◆ ABOUT THIS EXERCISE
This exercise calls for the records to be returned exactly, with images removed.

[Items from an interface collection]
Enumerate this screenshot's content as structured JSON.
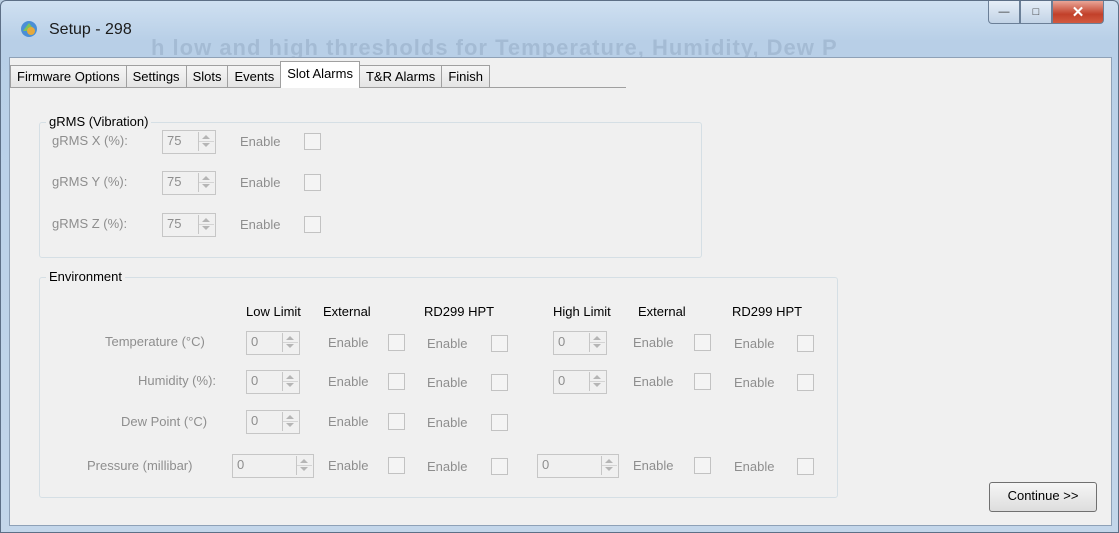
{
  "window": {
    "title": "Setup - 298",
    "ghost_text": "h low and high thresholds for Temperature, Humidity, Dew P"
  },
  "tabs": [
    "Firmware Options",
    "Settings",
    "Slots",
    "Events",
    "Slot Alarms",
    "T&R Alarms",
    "Finish"
  ],
  "active_tab": "Slot Alarms",
  "grms": {
    "title": "gRMS (Vibration)",
    "rows": [
      {
        "label": "gRMS X (%):",
        "value": "75",
        "enable_label": "Enable",
        "checked": false
      },
      {
        "label": "gRMS Y (%):",
        "value": "75",
        "enable_label": "Enable",
        "checked": false
      },
      {
        "label": "gRMS Z (%):",
        "value": "75",
        "enable_label": "Enable",
        "checked": false
      }
    ]
  },
  "environment": {
    "title": "Environment",
    "headers": {
      "low_limit": "Low Limit",
      "external_1": "External",
      "rd_1": "RD299 HPT",
      "high_limit": "High Limit",
      "external_2": "External",
      "rd_2": "RD299 HPT"
    },
    "rows": [
      {
        "label": "Temperature (°C)",
        "low": "0",
        "high": "0",
        "enable": "Enable"
      },
      {
        "label": "Humidity (%):",
        "low": "0",
        "high": "0",
        "enable": "Enable"
      },
      {
        "label": "Dew Point (°C)",
        "low": "0",
        "enable": "Enable"
      },
      {
        "label": "Pressure (millibar)",
        "low": "0",
        "high": "0",
        "enable": "Enable"
      }
    ]
  },
  "continue_label": "Continue >>"
}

◆ TASK SOLUTION
Enumerate this screenshot's content as structured JSON.
{
  "window": {
    "title": "Setup - 298",
    "ghost_text": "h low and high thresholds for Temperature, Humidity, Dew P"
  },
  "tabs": [
    "Firmware Options",
    "Settings",
    "Slots",
    "Events",
    "Slot Alarms",
    "T&R Alarms",
    "Finish"
  ],
  "active_tab": "Slot Alarms",
  "grms": {
    "title": "gRMS (Vibration)",
    "rows": [
      {
        "label": "gRMS X (%):",
        "value": "75",
        "enable_label": "Enable",
        "checked": false
      },
      {
        "label": "gRMS Y (%):",
        "value": "75",
        "enable_label": "Enable",
        "checked": false
      },
      {
        "label": "gRMS Z (%):",
        "value": "75",
        "enable_label": "Enable",
        "checked": false
      }
    ]
  },
  "environment": {
    "title": "Environment",
    "headers": {
      "low_limit": "Low Limit",
      "external_1": "External",
      "rd_1": "RD299 HPT",
      "high_limit": "High Limit",
      "external_2": "External",
      "rd_2": "RD299 HPT"
    },
    "rows": [
      {
        "label": "Temperature (°C)",
        "low": "0",
        "high": "0",
        "enable": "Enable"
      },
      {
        "label": "Humidity (%):",
        "low": "0",
        "high": "0",
        "enable": "Enable"
      },
      {
        "label": "Dew Point (°C)",
        "low": "0",
        "enable": "Enable"
      },
      {
        "label": "Pressure (millibar)",
        "low": "0",
        "high": "0",
        "enable": "Enable"
      }
    ]
  },
  "continue_label": "Continue >>"
}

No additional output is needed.